ROCKFORD, Mich. (WOOD) — Rockford Public Schools is hitting pause on plans for the upcoming school year, pushing back the start of face-to-face instruction by three weeks.
Superintendent Dr. Mike Shibler said the school board was unanimous in approving the district’s return-to-learn plan on Monday.
As discussed in recent weeks, the plan includes two options: allowing parents to choose between face-to-face instruction and Rockford Virtual, the district’s online program.
The plan approved by the board included one notable change.
“For the first 12 days of school, from Aug. 24 through Sept. 11, we’re going to be teaching online,” Shibler said.
Shibler said while the decision to begin the year offering online learning only took some families by surprise, he stands by his decision. He said all students and teachers will be required to spend those first three weeks of the school year partaking in online classes.
“Why did I change my recommendation for those first 12?,” Shibler said. “Because the pandemic is not consistent, the pandemic changes all the time.”

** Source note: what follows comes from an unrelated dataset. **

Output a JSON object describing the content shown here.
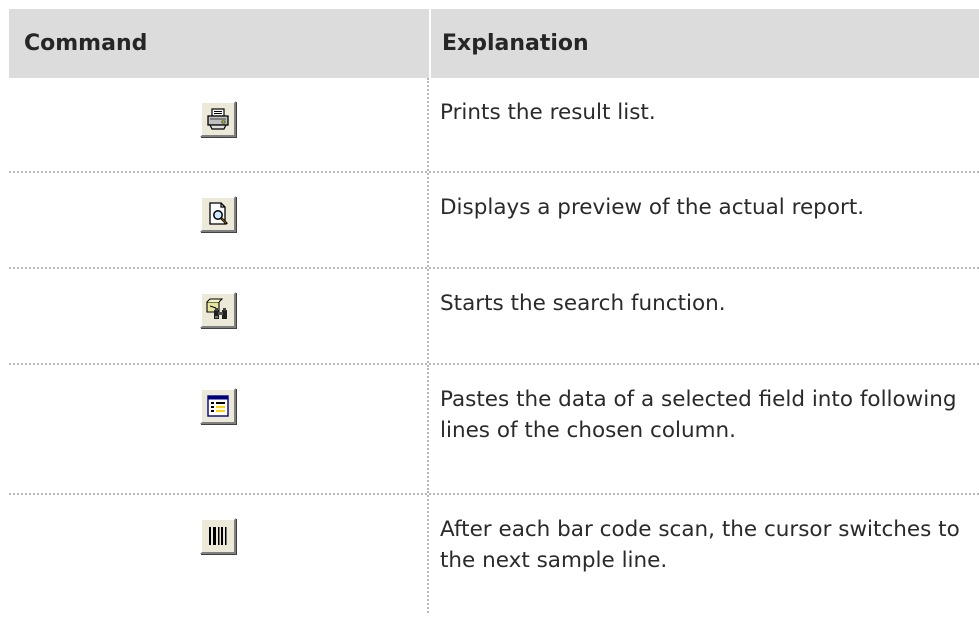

In a memo to parents, Shibler gave three reasons behind the change, noting a recent increase in the number of COVID-19 cases reported in Michigan, the governor’s latest extension of the state of emergency and the district’s responsibility for the safety of all students and staff.
When asked what will happen if the circumstances are no different following the three-week delay, Shibler responded, “I’m drawing the line in the sand.”
“We are going to start with students in the classroom on Sept. 14 (and) the only way that will change is if the governor issues an executive order that changes Michigan from phase four to phase three,” Shibler said.
Rockford Public Schools’ full return-to-learn plan can be found online.